Money's not all there is to it - Denny Scott editorial
My wife Ashleigh really enjoys certain kinds of “reality” television (and reality is definitely in quotations intentionally) but her recent favourite has been tattoo shows, specifically Ink Master.
The show’s premise is that a number of tattoo artists (usually around 18) are either selected or, through the first episode, earn
their way into a building where they will live with each other, work alongside each other and, in the end, try to eliminate each other.
The goal is to be one of the three artists to make it to the last, live episode of the season. One of those three are then crowned
“Ink Master”, earning them $100,000 and a story written about them in an industry magazine.
While doing some research about the show for this very column, I couldn’t find out how long it takes them to film a season, or how long the people who make it to the end live and work together with the same people. I did find out that the inter-artist drama is manufactured (big surprise there) and a lot of the nail-biting moments like the six-hour deadlines for tattoos aren’t really that nail-biting in reality. What I didn’t learn, however, is how long a successful candidate may be away from their family.
The show is filmed ahead of time, which is obvious as the last challenge for the final three contestants is usually a huge tattoo that is crafted over multiple sessions and 35 hours, but that last episode typically airs a week after the previous one. From the looks of the show, it must only be a matter of weeks, at most, and could be a matter of just over two weeks.
The reason that I was looking it up, and the reason for this column, is to wonder what kind of parent would leave their children behind, their job behind and ask someone else to take care of their family (be it a spouse or, in the case of single parents, a friend or family member) for a one-in-18 (at best) chance to win $100,000.
Like many other reality shows, Ink Master features numerous moments where the artists break down and turn to each other for support, or break down and turn on each other. Often, during those breakdowns, people bemoan the time they’ve spent away from their children and their family and how they really need that $100,000 prize to turn their family’s fortune for the better.
Without fail, every time, I think to myself, if you really wanted to turn your family’s fortune around, you should have stayed
home, worked hard and spent time with your children instead of aiming for a get-rich-quick scheme.
If you’ll look a few inches to the right of these words, you’ll see a column my editor Shawn penned about having a child during
the pandemic. In it, he says that, through all the difficulty, he has learned to cherish the time he, his wife and his daughter have spent together when seeing other people proved to be unsafe or difficult. He’s learning truths I’ve known for a few years

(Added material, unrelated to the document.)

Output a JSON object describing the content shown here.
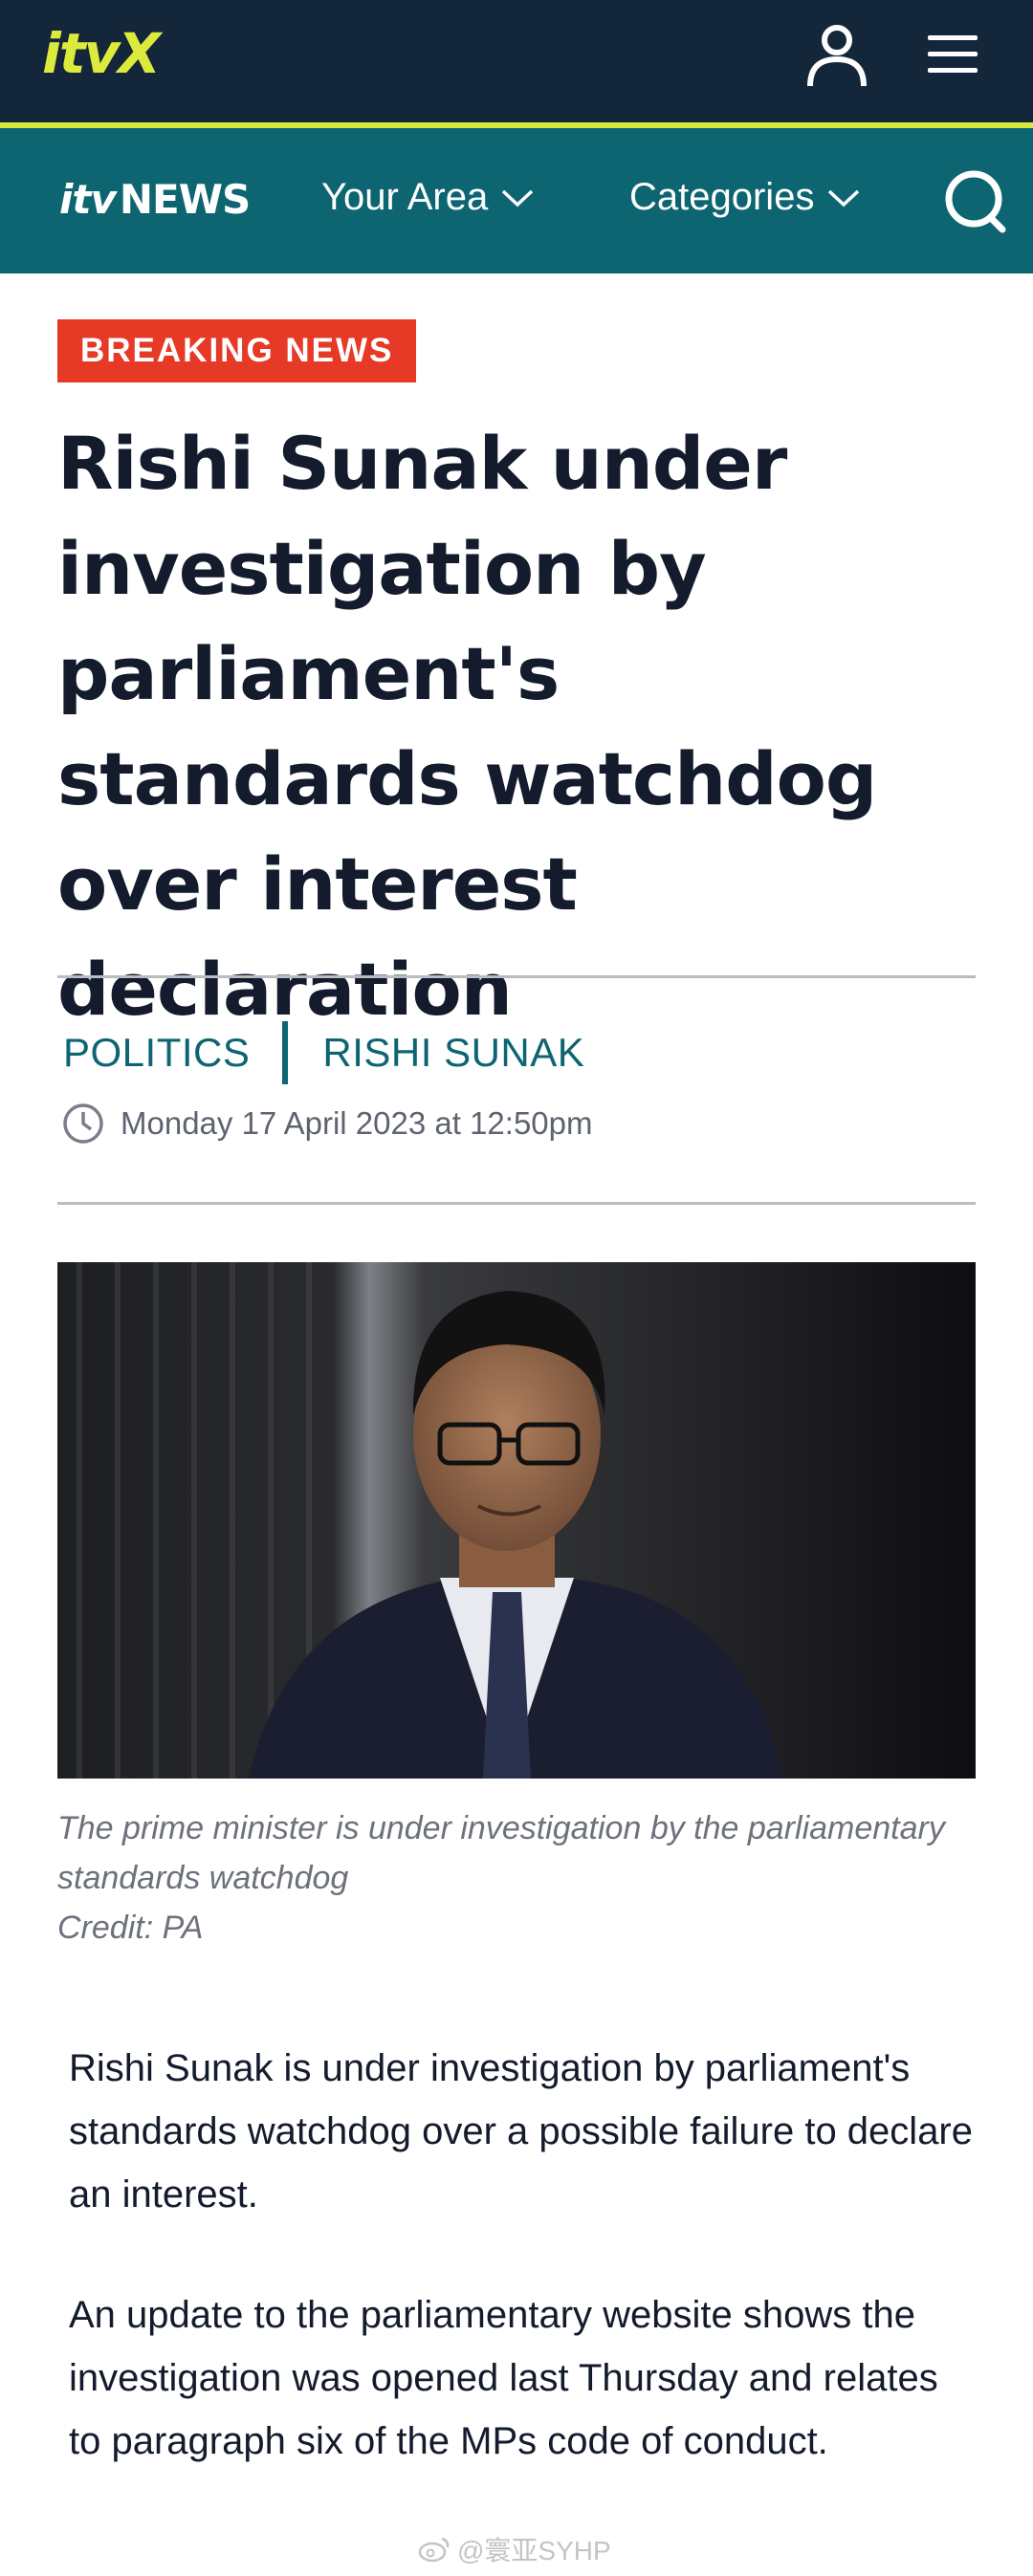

(and I’m not trying to claim to be some expert here, just someone who has gone through the same thing). He’s realizing there is no way to know exactly how great it feels to just cuddle your infant. Soon he’ll learn how amazing it feels to just sit with his daughter
on the couch and watch television or, one of my favourite memories, have his daughter climb up on him and fall asleep on him
while relaxing on some lazy Sunday afternoon.
Who would trade all that for a chance at some cash? Keep in mind here, I’m not talking about people who have to go away from their family and their children to make ends meet. I’m talking about someone who is willing to lose time at home and put their family behind their ambitions to possibly win some money, and the odds aren’t in their favour. You could argue that the artists on the show are gaining exposure by being there, but after watching it, there are more artists on the show I’d avoid than ones I’d pay to ink my skin, and my wife, who sports a number of “tats”, agrees.
I wouldn’t trade those lazy Sunday afternoons, or those Saturdays building rockets out of cardboard boxes for a chance to win any amount of money, but, as I’ve told people before, I’ve never really followed the “Cash is King” rule from Storage Wars, another “reality” show my wife enjoyed. (Granted, if someone said I’d be handed $100,000 for spending two weeks away from my family, no chances, no ifs, that might be a different discussion).
We have a roof over our heads, food in our fridge and enough money to have fun as a family. If we didn’t, then I’d find another job, not leave everything behind for a chance at a Band-Aid sum of money (after all, $100,000 seems like a lot, but for the average Canadian, that’s two years’ worth of wages).
It takes all kinds to make the world go round, I guess, but I don’t think leaving your children and family behind for a five per cent chance to win money and embarrass yourself on television is a worthwhile endeavour.